Once Dobie House was stripped, the slate roof was removed, and then a crane with a wrecking ball was used to knock down the remaining shell. With the structure reduced to rubble, a backhoe scooped up the debris and hauled it away.
The process will be repeated this summer for the other two doomed dorms, Balz and Watson houses.
Once the three dorms are gone, they will be replaced with two larger dorms similar to Kellogg House, which opened last year. Adjacent dorms, including Lile, Webb, Cauthen and Kellogg, will remain open during construction.
This is the latest step in a plan to replace 11 residence houses with seven larger ones and increase the number of rooms for first-year students by 10 percent. Each of the old dorms housed 144 residents, while the two new buildings are designed to hold a combined 420 students. Add in the 192-bed Kellogg House, which opened last September, there will be space to accommodate increasing first-year enrollment.

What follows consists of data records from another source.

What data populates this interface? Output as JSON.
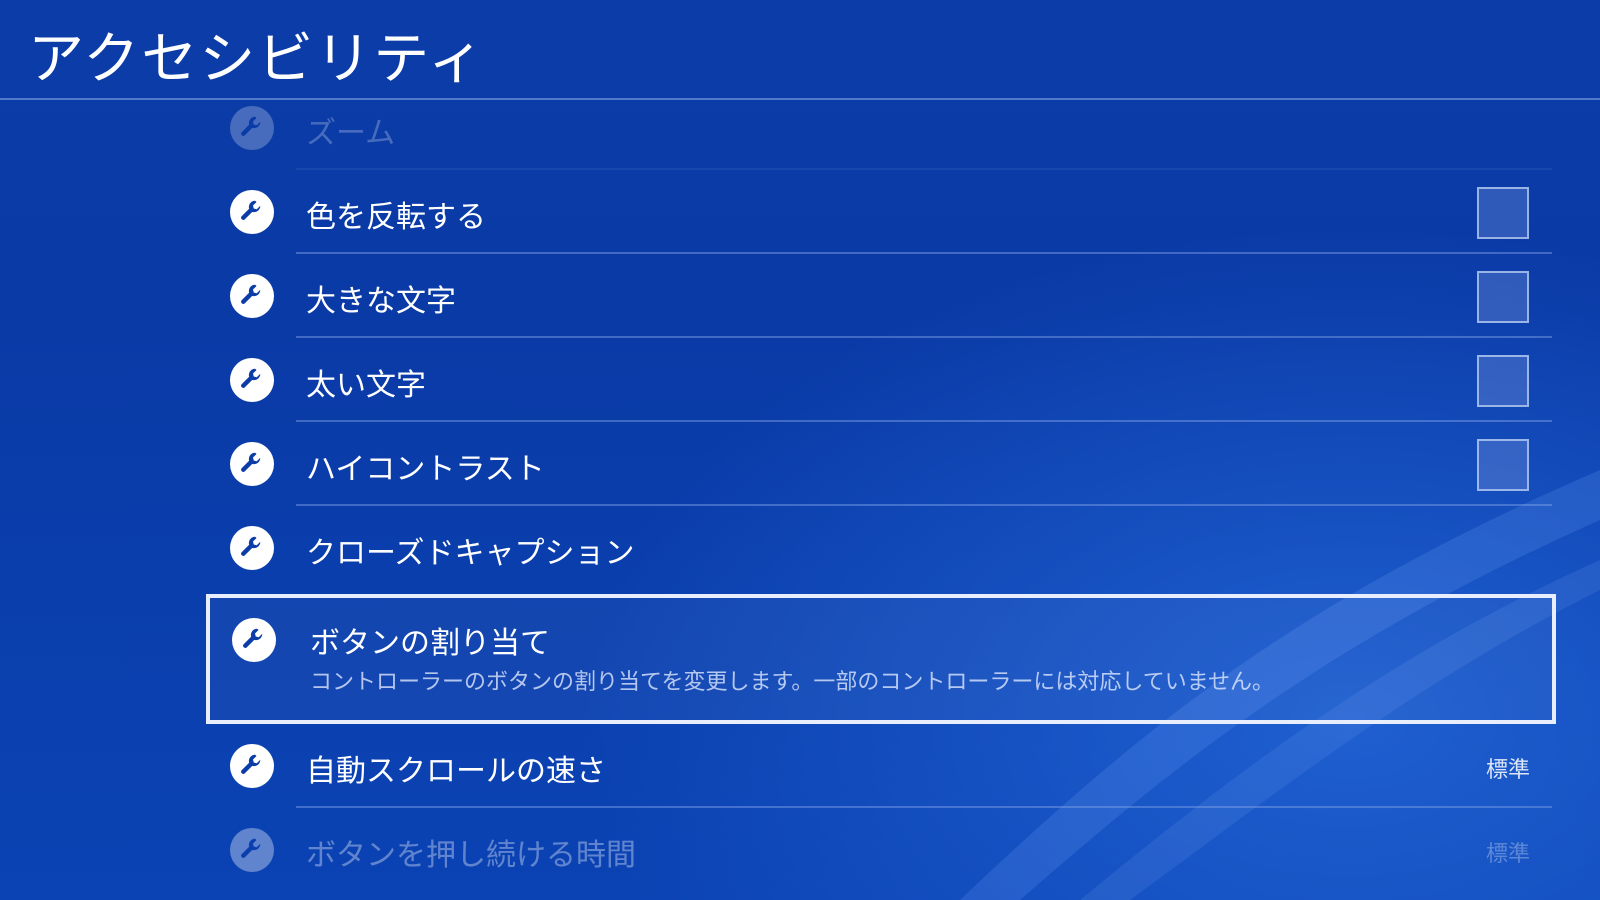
{
  "title": "アクセシビリティ",
  "items": [
    {
      "label": "ズーム"
    },
    {
      "label": "色を反転する"
    },
    {
      "label": "大きな文字"
    },
    {
      "label": "太い文字"
    },
    {
      "label": "ハイコントラスト"
    },
    {
      "label": "クローズドキャプション"
    },
    {
      "label": "ボタンの割り当て",
      "description": "コントローラーのボタンの割り当てを変更します。一部のコントローラーには対応していません。"
    },
    {
      "label": "自動スクロールの速さ",
      "value": "標準"
    },
    {
      "label": "ボタンを押し続ける時間",
      "value": "標準"
    }
  ]
}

The two new dorms each will be six stories tall. The ground floors will hold public common spaces, seminar rooms, laundry and vending spaces, as well as an apartment for the resident adviser coordinator. Each upper floor will have two residential communities – comprising 10 to 12 double student rooms, a common bathroom and a resident adviser room – plus a common lounge and quiet study room.
Since the buildings are being constructed on a steeply sloped hillside, some students will have views of Scott Stadium, the Rotunda and the surrounding mountains.
A 7,000-square-foot commons building will also be constructed between the two new residence halls to provide an assembly space to accommodate residents of one house at a time.
Romer said the doomed dorms were constructed in the 1960s and "have gone through their systems' useable life." She said the buildings were examined and would cost more to repair and upgrade than replace.
The buildings in the Alderman Road area were built in two waves in the 1960s to accommodate the University's rapid enrollment growth. Courtenay, Dunglison, Fitzhugh, Dunnington, Tuttle, Lile and Maupin houses were completed in 1964, and Balz, Dobie, Watson and Webb were completed in 1966.
Two other residence halls were added later, Cauthen House in 1996 and Woody House in 2000.
The current phase of the project – the demolition of three old dorms and construction of two – is estimated to cost $40 million, funded through a combination of savings and bonds, which will be paid off through housing fees.